    Vouchers, as presented, are just another smokescreen to undermine the struggles going on with public schools. I guess it's easier for someone to get into office to promote vouchers when they should have to come up with public school solutions if they're such good 'leaders.'

  • davidgnews Sep 10, 2008

    dataclerk, since you are a state worker and still support Perdue, don't whine about your miniscule raise next year, if you even get one. primedesignmaineanjou

    I think dataclerk was being sarcastic, and actually funny.

  • wildervb Sep 10, 2008

    I personally like the idea of education vouchers.

    They should be structured in such a way to only help those who can't afforded a private school.

    So for example if your family income is less than 40k per year you could get a full voucher worth 5k, then as your income increases you get less of a voucher. Maybe at 75k per year it goes to zero.

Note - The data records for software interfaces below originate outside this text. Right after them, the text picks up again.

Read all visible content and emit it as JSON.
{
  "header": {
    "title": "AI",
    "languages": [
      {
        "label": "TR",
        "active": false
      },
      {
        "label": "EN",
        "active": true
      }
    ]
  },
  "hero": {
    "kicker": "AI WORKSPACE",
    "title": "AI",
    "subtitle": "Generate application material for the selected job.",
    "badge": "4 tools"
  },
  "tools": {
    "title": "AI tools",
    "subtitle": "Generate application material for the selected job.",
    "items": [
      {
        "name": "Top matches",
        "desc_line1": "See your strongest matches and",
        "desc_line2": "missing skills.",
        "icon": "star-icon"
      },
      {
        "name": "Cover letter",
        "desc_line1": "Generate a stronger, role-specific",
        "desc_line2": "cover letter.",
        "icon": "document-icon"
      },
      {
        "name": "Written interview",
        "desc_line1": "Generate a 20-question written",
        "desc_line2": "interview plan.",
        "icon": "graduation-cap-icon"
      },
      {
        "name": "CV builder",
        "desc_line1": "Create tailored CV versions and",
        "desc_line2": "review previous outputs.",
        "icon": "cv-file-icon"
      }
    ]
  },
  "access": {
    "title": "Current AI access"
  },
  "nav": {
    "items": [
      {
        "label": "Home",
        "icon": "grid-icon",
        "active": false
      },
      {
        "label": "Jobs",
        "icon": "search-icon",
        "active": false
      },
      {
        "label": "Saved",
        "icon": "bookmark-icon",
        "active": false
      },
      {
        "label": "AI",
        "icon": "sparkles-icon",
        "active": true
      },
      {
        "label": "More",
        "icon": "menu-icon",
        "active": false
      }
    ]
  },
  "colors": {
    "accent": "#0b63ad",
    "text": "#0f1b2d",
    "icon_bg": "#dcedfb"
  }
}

    This would give parents a choice. It would also save the tax payers money, since it cost close to 10k a year to educate a child in a public school. Private schools tend to cost less because they're run more efficiently with less over head.

    As I see it, this would be a win-win for everyone. Parents would have more choice, tax payers would be saved money, public schools would have less over-crowding problems.

  • vote4changeASAP Sep 10, 2008

    dataclerk, since you are a state worker and still support Perdue, don't whine about your miniscule raise next year, if you even get one.

  • Dr. Dataclerk Sep 10, 2008

    Just say NO to the Republicans this Nov. The Republicans have ruled our state way to long it time for Change !!!

    You are so right. The way to go is the Democrat's way. Obama for your president.

  • duster 340 Sep 10, 2008

    Just say NO to Democratics this Nov. The Democratics have ruled our state way to long it time for Change !!!